I just set my alarm clock for 4:50 am and I'm actually excited about it!
You see, this last week, besides wrestling with SDS-PAGE Gels and glass and all that jazz, the Stedman Lab at PSU has been preparing for the annual trip to Lassen Park and Boiling Springs Lake.
There was anaerobic media making. There was Thermoplasma Volcanium Medium making. There was more lab math. At home there was packing! I needed a tent, a sleeping bag, clothes for cold weather, clothes for hot weather, bug repellent, sun block, sunglasses I don't mind ruining or losing, and of course a boat load of candy for the ride. I also brought along my TEM books lent to me AND of course, my notes for Immunochem. Oh! That reminds me. I should grab SkipBo too! Needless to say, there's a tad bit of excitement for the trip. And of course I'll be taking loads of pics and blogging, blogging, blogging about it next week. Poor Dr. Stedman probably has no idea he's bringing a "Why" child with his crew. I will do my best to spread my "whys" around. Although that's also what some of the candy is for.
Back to the SDS-PAGE saga. I am pleased to report that all of the new short glass has managed to retain all of its necessary structural integrity not to break or crack. Also, while I'm handling it, I repeat the mantra, "Gentle, like a baby."
Wednesday. Wednesday. Wednesday gave me flashbacks to when I was learning how to snowboard as a kid. My friends who already knew how, and were teaching me would wave hello from the lift as they passed me sitting on my sore and bruised behind or knees depending on which edge I had just caught. I can still hear their laughter. As they would ride down the mountain, lapping me like professional maniacs they would occasionally stop and give me a pointer. They knew that they couldn't do it for me though. They certainly had better things to do than babysit me as it took me an hour to get down the mountain (on what was hardly even a 5 minute run).
That's pretty much how I spent my day on Wednesday only instead of boarding I was casting gels. And every once in a while Dr. Stedman would look up from his work and watch me and chuckle a little. As he walked by me in the lab he used his magic mojo to line up some glass in seconds, lock it in and then have NO leaking. What people who aren't in this kind of science or maybe aren't in science at all fail to realize is that there's an art to this. And you have to learn it on your own. By the end of the day I did have a decent gel cast. I appreciate Dr. Stedman's patience as a professor and a PI for letting me take so much time to learn and improve.
I think I'm repeating myself, but one of our instructors told me that you're never an expert on something until you know every way to do it wrong.
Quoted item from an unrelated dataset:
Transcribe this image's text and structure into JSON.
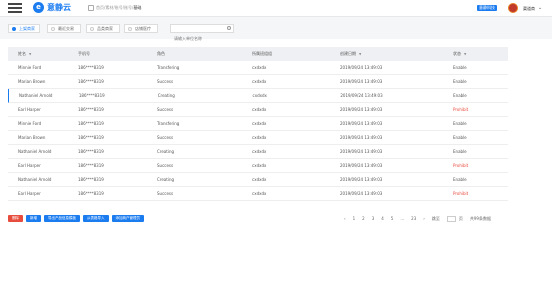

I really hope I'm getting close.
It's late and my alarm is set for a very unreasonable hour so I need to get some sleep. My alarm is set for 4:50 am and I'm so excited!